The African National Congress said the National Senior Certificate examination results announced on Thursday, which showed a 75.1 percent pass rate, up from 72.5 percent in 2016, were the outcome of "years of toil, dedication and determination by the learners, educators, parents and other education stakeholders over a concerted period of time".
It saluted the basic education ministry, teachers and other partners for "indeed making education a societal issue".
But the main opposition Democratic Alliance said the real pass rate was much lower at 37.3 percent if taking into account that many pupils had dropped out of school between the Grade 10 class of 2015 and those who ultimately wrote their final exams in 2017.

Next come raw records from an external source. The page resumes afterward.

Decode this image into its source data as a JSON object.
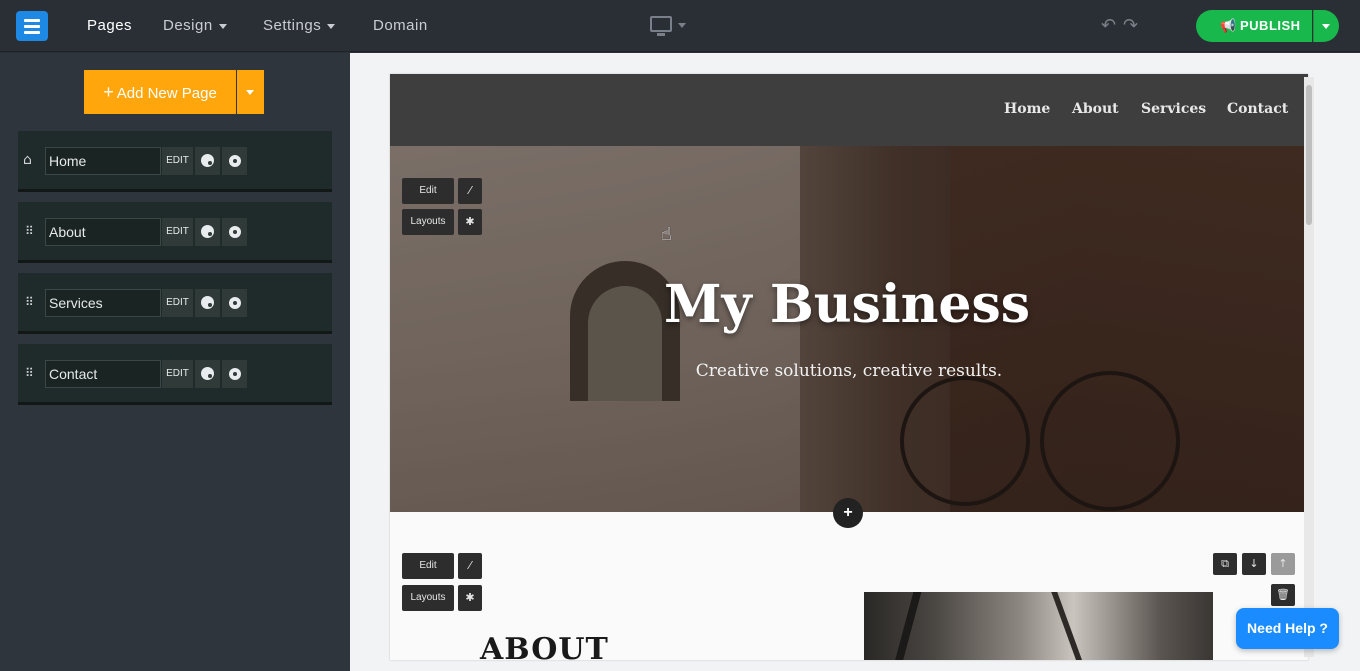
{
  "topbar": {
    "nav": [
      "Pages",
      "Design",
      "Settings",
      "Domain"
    ],
    "publish_label": "PUBLISH",
    "publish_color": "#19b84c"
  },
  "sidebar": {
    "add_page_label": "Add New Page",
    "add_page_color": "#ffa60d",
    "pages": [
      {
        "name": "Home",
        "edit": "EDIT"
      },
      {
        "name": "About",
        "edit": "EDIT"
      },
      {
        "name": "Services",
        "edit": "EDIT"
      },
      {
        "name": "Contact",
        "edit": "EDIT"
      }
    ]
  },
  "site": {
    "nav": [
      "Home",
      "About",
      "Services",
      "Contact"
    ],
    "hero_title": "My Business",
    "hero_subtitle": "Creative solutions, creative results.",
    "hero_tools": {
      "edit": "Edit",
      "layouts": "Layouts"
    },
    "about_tools": {
      "edit": "Edit",
      "layouts": "Layouts"
    },
    "about_heading": "ABOUT"
  },
  "help_label": "Need Help ?"
}
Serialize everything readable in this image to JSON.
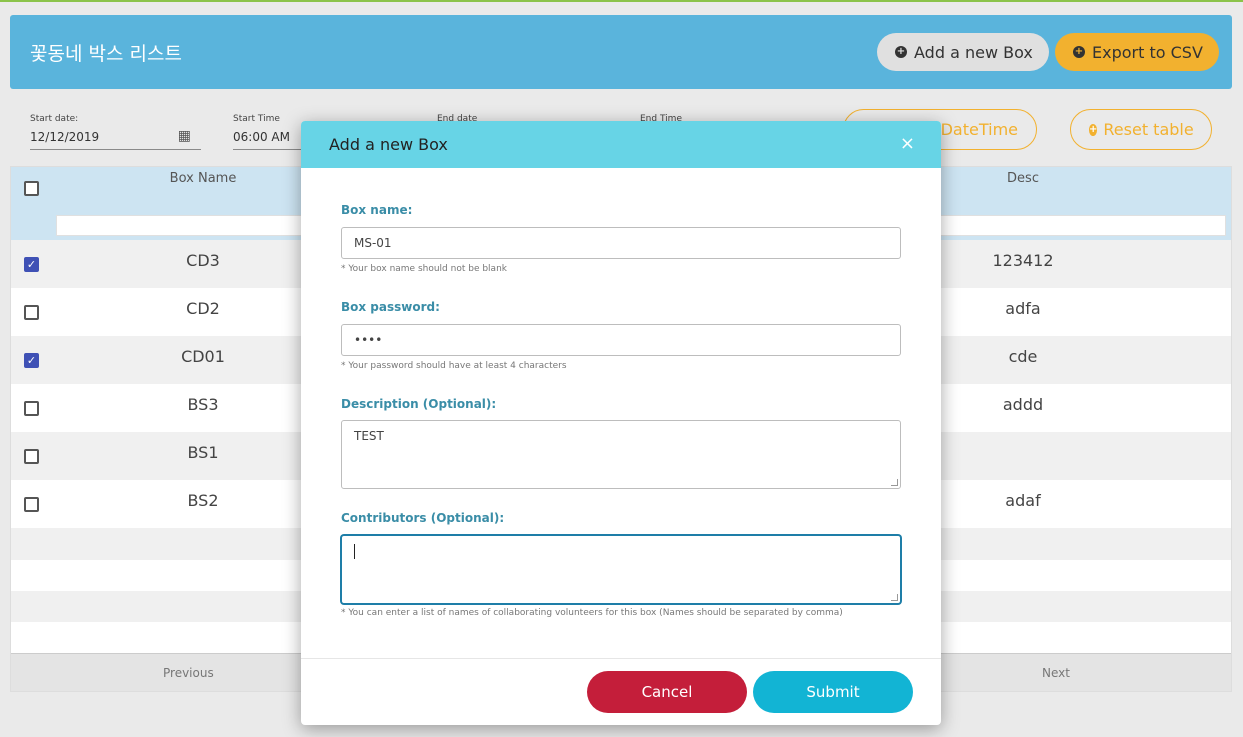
{
  "header": {
    "title": "꽃동네 박스 리스트",
    "add_label": "Add a new Box",
    "export_label": "Export to CSV"
  },
  "filters": {
    "start_date_label": "Start date:",
    "start_date_value": "12/12/2019",
    "start_time_label": "Start Time",
    "start_time_value": "06:00 AM",
    "end_date_label": "End date",
    "end_time_label": "End Time",
    "datetime_label": "DateTime",
    "reset_label": "Reset table"
  },
  "table": {
    "col_box_name": "Box Name",
    "col_desc": "Desc",
    "rows": [
      {
        "name": "CD3",
        "desc": "123412",
        "checked": true
      },
      {
        "name": "CD2",
        "desc": "adfa",
        "checked": false
      },
      {
        "name": "CD01",
        "desc": "cde",
        "checked": true
      },
      {
        "name": "BS3",
        "desc": "addd",
        "checked": false
      },
      {
        "name": "BS1",
        "desc": "",
        "checked": false
      },
      {
        "name": "BS2",
        "desc": "adaf",
        "checked": false
      }
    ],
    "prev_label": "Previous",
    "next_label": "Next"
  },
  "modal": {
    "title": "Add a new Box",
    "close_glyph": "×",
    "box_name_label": "Box name:",
    "box_name_value": "MS-01",
    "box_name_hint": "* Your box name should not be blank",
    "password_label": "Box password:",
    "password_value": "••••",
    "password_hint": "* Your password should have at least 4 characters",
    "description_label": "Description (Optional):",
    "description_value": "TEST",
    "contributors_label": "Contributors (Optional):",
    "contributors_value": "",
    "contributors_hint": "* You can enter a list of names of collaborating volunteers for this box (Names should be separated by comma)",
    "cancel_label": "Cancel",
    "submit_label": "Submit"
  },
  "colors": {
    "header_bg": "#5ab4dc",
    "export_bg": "#f2b12f",
    "modal_header": "#67d4e6",
    "cancel_bg": "#c41e3a",
    "submit_bg": "#12b4d4",
    "label_color": "#3a8da7"
  }
}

"The situation has worsened from last year’s real pass rate of 40.2 percent, suggesting that our schooling system is not a ‘system on the rise’ as claimed," DA Shadow Deputy Minister of Basic Education Nomsa Marchesi said.
"The ‘real’ pass rates for each province highlights a dire situation which means that learners will not be able to enter post-school education or job market this year."
The DA has repeatedly asked for the government to probe the high dropout rate in South African schools, and accuses Basic Education Minister Angie Motshekga of refusing to look into what it says has been a systematic "culling" of students from Grade 10 onwards in order to manipulate the matric final results.
The South African Communist Party (SACP), which has been in a governing alliance with the ANC since 1994, although relations have lately soured, said it was concerned that school results in some provinces remained sub par.
"The provinces of Limpopo, Eastern Cape and KwaZulu-Natal, even if they have achieved a welcome improvement, are still at the bottom compared to other provinces," it said.
The issue of a common curriculum between public and private schools, as well as uneven development and unequal distribution of resources among the provinces, also needed urgent attention, it said.
"It is unfair to compare learners with massive access to resources and support with those who lack such access and support both at school and at home," the SACP said.
"Investment is required to eliminate social and resource distribution inequality between and bring learners to a level playing field."
Motshekga conceded on Thursday that more still needed to be done to improve the level of education in South Africa.
"We will be the first to concede that despite the notable stability of and improvements in our system, we are yet to cross our own Rubicon," she said.
The National Education, Health and Allied Workers’ Union (Nehawu) also said it was worried about the high dropout rate and the poor examination results from rural areas.
Like the DA, it said the 2017 real pass rate was dramatically lower if one compared the number of learners who sat their final exams with those who enrolled for their first year of school twelve years ago.
While 1 185 198 learners were enrolled for Grade 1 in 2006, the number of those who sat for the matric exams last year was 651 707, meaning that 533 491 had dropped out along the way, the Nehawu secretariat said in a statement. This lowered the actual 2017 pass rate to 41 percent.
The weaker results from rural areas pointed to an unfair distribution of resources., with children from rural schools often forced to have classes in mud rooms and travel long distances on foot while the number of teachers they had was not adequate, it said.
"Rural provinces continue to perform very horribly and this downward trend is continuing unabated," Nehawu said. "This further highlights the glaring disparities both in resources and infrastructure between rural and urban schools."
African News Agency/ANA